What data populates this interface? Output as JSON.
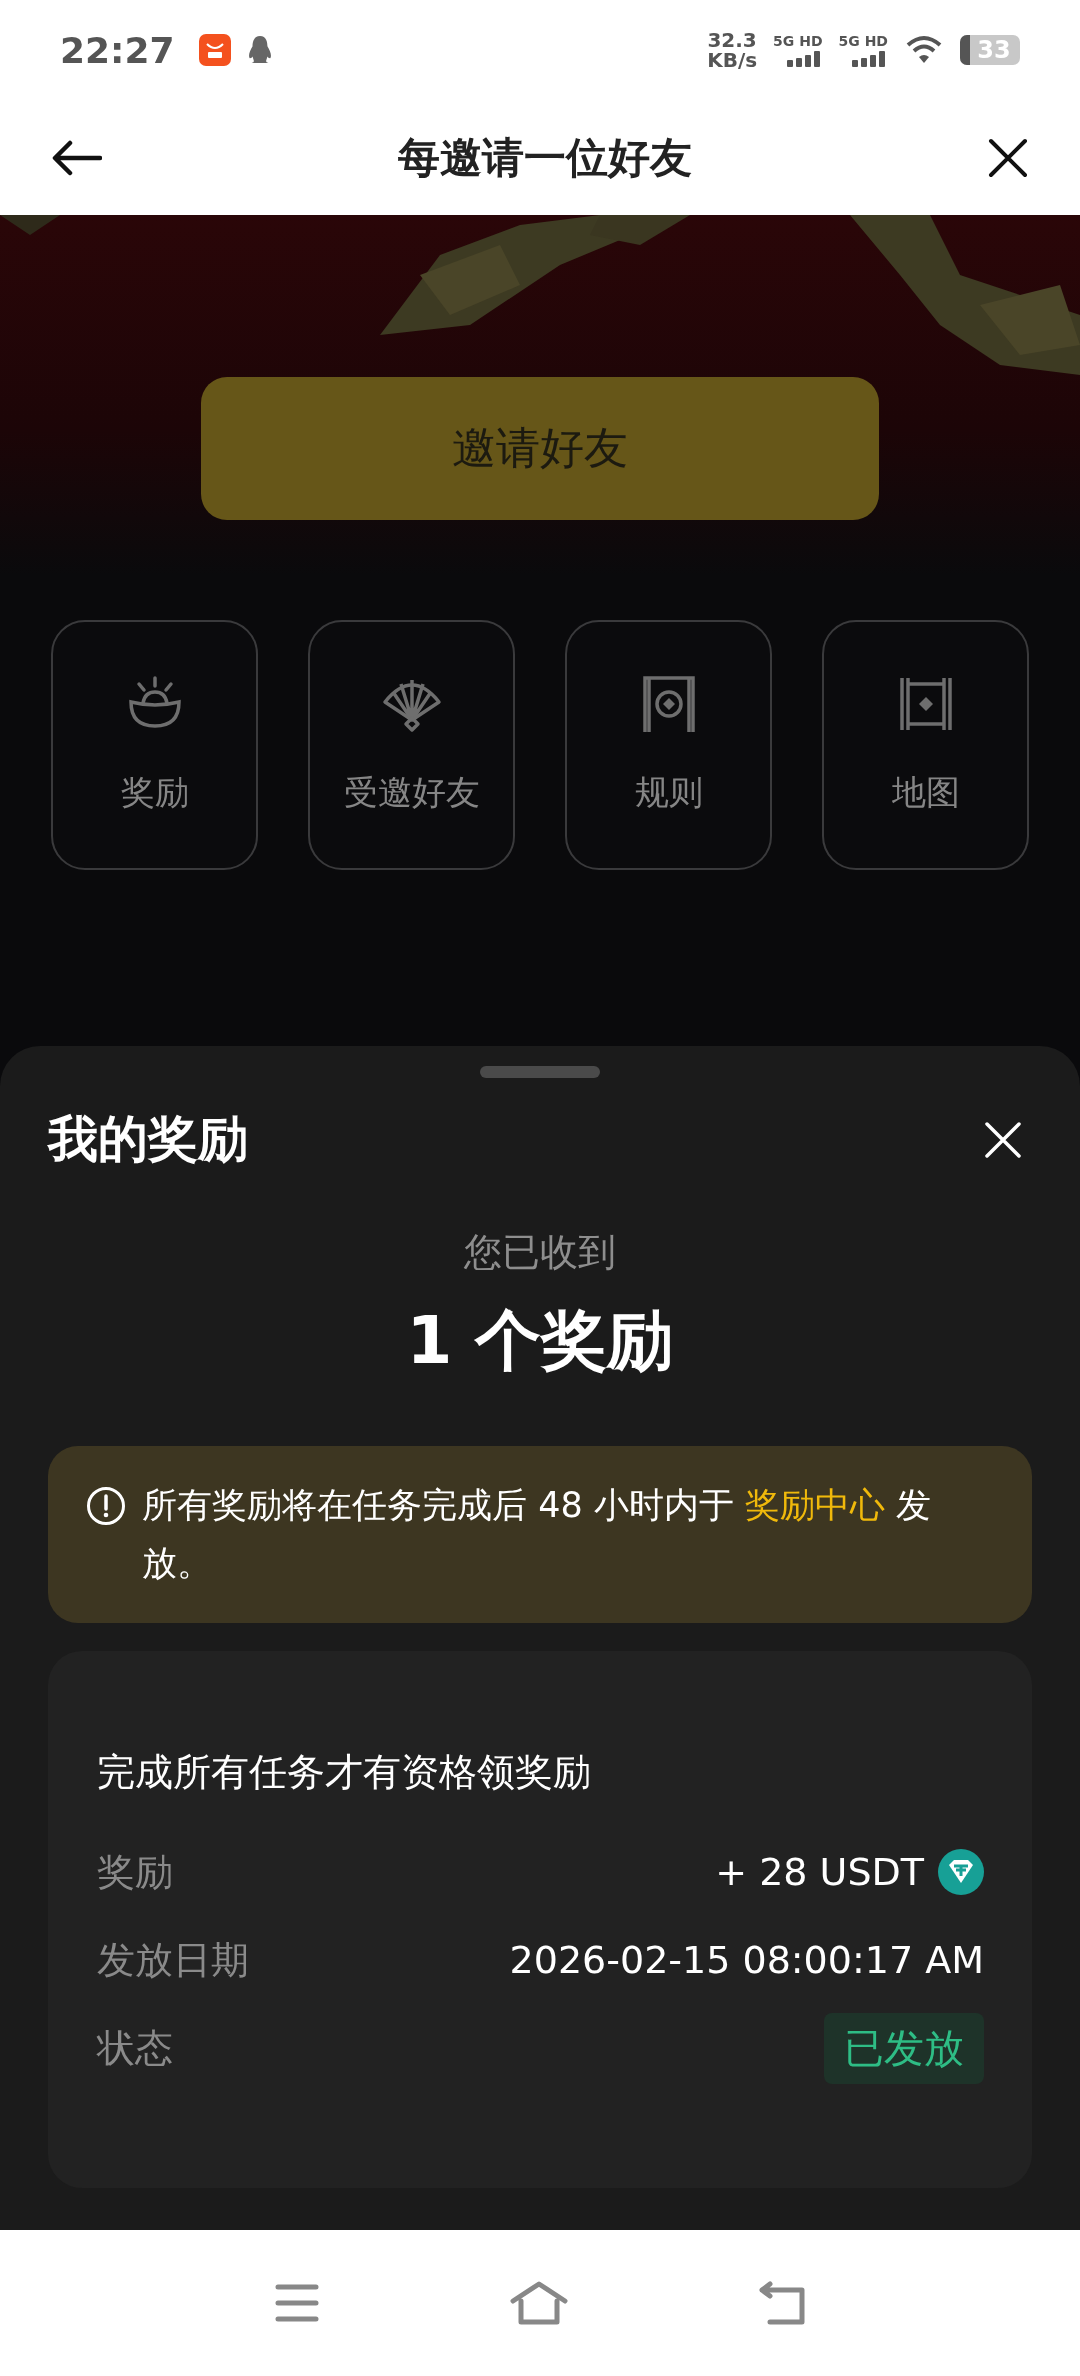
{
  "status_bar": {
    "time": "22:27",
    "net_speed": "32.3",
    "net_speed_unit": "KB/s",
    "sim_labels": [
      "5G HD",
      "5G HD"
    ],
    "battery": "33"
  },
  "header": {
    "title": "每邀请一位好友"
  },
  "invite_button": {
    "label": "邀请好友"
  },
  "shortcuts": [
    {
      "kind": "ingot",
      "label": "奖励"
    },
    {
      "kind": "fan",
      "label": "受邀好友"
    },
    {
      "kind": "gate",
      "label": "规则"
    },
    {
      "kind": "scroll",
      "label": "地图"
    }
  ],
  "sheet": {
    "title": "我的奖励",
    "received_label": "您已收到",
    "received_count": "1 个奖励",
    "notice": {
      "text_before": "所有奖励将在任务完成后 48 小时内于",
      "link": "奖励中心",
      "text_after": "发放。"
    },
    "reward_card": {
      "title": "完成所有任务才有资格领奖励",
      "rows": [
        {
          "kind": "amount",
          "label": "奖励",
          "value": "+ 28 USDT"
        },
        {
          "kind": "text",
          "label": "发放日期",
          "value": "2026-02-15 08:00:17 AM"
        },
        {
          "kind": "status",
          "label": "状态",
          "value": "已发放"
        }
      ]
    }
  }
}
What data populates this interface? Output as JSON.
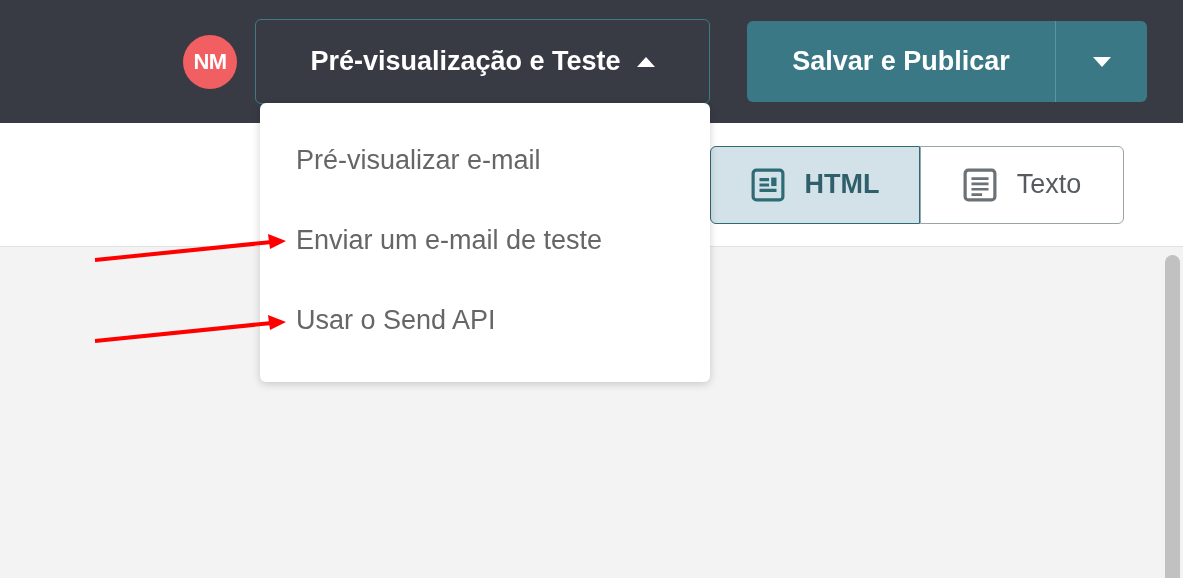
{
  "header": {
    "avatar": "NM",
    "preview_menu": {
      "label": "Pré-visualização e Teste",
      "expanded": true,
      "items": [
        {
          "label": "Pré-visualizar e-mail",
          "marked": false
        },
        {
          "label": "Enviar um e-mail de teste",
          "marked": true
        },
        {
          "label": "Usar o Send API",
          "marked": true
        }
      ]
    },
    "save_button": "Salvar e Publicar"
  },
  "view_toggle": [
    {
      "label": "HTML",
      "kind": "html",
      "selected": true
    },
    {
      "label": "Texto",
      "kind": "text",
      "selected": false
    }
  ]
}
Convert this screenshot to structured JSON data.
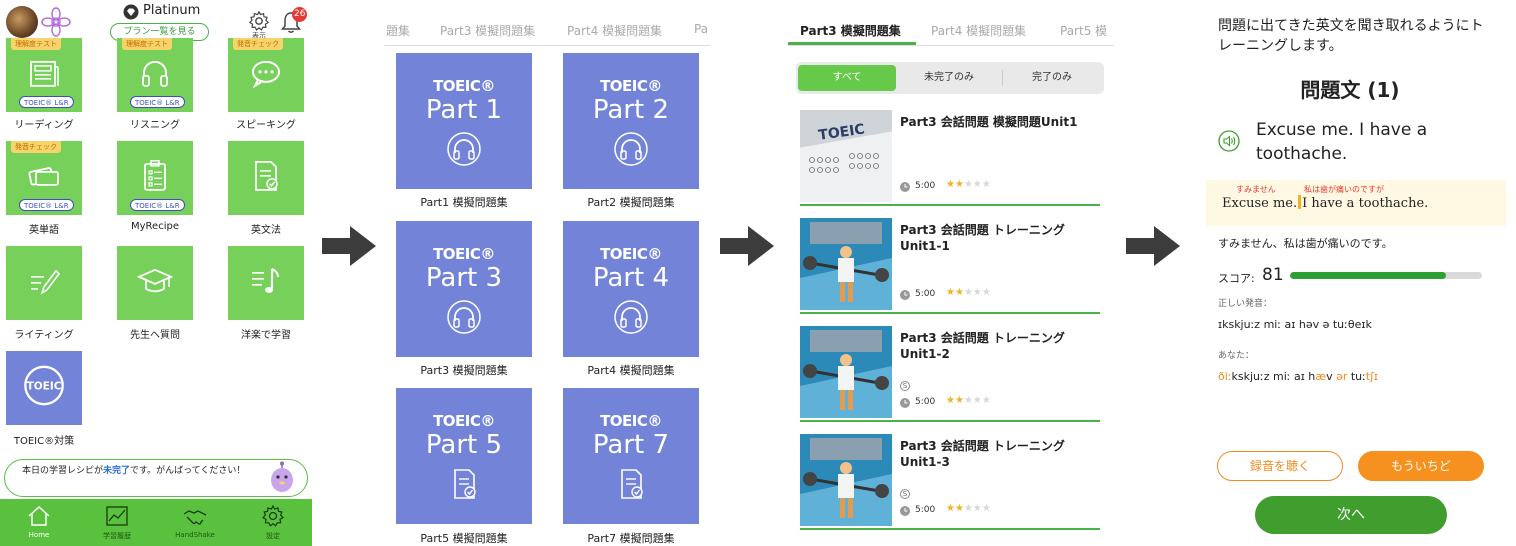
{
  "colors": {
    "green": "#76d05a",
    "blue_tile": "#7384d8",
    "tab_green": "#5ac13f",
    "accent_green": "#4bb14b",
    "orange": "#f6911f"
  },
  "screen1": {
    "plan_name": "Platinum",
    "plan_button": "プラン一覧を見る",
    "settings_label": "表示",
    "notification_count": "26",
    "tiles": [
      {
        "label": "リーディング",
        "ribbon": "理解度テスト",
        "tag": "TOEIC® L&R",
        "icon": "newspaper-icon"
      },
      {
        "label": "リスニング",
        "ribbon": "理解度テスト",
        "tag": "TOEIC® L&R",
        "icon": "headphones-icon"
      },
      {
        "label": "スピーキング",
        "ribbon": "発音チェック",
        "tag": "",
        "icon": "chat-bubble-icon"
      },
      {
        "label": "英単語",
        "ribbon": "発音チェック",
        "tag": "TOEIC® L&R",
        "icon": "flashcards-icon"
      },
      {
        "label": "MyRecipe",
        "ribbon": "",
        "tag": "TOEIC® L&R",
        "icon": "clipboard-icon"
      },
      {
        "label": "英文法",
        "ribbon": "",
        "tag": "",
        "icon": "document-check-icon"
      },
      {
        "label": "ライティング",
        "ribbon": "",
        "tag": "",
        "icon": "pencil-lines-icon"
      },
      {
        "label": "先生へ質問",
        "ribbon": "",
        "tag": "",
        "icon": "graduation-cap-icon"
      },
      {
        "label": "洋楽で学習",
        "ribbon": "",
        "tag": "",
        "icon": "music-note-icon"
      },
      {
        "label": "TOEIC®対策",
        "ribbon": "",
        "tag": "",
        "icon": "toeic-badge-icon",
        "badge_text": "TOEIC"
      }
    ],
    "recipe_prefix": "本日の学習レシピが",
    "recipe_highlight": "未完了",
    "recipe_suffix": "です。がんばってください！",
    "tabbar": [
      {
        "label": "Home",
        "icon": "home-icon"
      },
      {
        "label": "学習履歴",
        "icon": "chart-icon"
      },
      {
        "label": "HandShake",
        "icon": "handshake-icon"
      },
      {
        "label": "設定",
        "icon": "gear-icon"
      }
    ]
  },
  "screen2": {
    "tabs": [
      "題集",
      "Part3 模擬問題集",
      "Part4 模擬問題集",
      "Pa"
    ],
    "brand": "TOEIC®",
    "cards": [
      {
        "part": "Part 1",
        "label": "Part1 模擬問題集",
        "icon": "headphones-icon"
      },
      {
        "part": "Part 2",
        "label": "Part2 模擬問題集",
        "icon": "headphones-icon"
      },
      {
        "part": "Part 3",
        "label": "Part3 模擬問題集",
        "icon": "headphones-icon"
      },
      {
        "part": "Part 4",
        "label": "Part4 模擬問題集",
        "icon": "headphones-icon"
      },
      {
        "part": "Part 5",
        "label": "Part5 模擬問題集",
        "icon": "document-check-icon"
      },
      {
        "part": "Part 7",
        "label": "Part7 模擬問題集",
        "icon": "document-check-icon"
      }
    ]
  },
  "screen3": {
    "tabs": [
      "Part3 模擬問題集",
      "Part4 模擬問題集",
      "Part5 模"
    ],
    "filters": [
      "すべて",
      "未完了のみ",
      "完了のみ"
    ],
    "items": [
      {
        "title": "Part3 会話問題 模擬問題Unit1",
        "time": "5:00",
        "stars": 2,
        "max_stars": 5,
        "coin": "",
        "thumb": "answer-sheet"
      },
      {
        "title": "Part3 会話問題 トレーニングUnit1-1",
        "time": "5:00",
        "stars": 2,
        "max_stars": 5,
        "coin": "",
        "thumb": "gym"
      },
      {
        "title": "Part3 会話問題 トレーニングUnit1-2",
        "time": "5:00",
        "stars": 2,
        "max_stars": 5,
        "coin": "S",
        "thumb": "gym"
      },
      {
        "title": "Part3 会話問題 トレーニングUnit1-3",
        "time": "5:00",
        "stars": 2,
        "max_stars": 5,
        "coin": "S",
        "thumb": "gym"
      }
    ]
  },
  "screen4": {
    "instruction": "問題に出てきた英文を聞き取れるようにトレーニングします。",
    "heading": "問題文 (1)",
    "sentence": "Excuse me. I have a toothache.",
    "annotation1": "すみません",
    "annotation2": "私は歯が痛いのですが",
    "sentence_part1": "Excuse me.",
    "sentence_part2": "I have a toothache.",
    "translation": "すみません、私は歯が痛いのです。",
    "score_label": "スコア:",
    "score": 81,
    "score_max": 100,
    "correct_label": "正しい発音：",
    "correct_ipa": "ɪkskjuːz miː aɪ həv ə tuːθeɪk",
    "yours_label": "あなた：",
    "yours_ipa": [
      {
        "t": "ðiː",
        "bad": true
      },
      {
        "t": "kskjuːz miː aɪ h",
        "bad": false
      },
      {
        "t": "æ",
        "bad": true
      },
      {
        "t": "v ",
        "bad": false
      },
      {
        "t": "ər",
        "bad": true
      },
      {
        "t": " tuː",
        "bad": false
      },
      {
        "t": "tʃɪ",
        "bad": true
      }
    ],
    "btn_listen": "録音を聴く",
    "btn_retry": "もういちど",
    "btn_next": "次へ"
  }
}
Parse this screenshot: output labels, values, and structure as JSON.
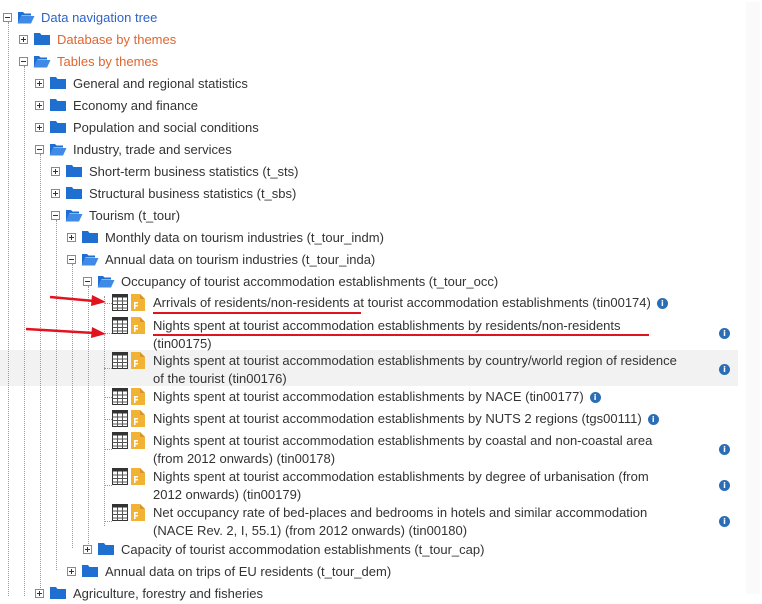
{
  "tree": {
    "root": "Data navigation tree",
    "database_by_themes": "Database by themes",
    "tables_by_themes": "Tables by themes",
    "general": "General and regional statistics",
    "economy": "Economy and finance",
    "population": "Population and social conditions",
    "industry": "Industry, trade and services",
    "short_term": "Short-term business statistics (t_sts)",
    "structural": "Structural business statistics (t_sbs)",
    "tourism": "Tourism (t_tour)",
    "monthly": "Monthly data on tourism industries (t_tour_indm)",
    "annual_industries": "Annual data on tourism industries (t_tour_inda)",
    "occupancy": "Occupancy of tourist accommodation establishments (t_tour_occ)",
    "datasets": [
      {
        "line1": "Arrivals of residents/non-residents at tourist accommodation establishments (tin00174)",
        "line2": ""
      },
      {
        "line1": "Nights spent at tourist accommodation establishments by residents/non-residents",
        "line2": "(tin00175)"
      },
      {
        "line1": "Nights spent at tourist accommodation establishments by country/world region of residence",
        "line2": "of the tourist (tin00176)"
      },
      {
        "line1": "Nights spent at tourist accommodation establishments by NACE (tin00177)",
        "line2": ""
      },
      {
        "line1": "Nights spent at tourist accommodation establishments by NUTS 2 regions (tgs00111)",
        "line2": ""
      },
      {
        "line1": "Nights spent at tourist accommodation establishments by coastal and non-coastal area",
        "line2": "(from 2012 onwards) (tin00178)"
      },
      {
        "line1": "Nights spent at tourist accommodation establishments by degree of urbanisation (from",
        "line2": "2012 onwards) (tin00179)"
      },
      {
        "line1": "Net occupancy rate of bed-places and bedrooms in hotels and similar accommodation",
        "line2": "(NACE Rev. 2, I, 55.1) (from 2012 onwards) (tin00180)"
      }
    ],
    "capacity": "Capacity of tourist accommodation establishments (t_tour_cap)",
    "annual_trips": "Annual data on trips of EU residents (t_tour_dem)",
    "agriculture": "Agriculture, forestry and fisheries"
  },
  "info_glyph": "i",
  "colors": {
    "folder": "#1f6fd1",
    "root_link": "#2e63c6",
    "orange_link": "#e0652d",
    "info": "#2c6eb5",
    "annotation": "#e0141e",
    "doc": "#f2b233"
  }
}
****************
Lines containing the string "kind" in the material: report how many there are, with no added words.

■ Written response ■
9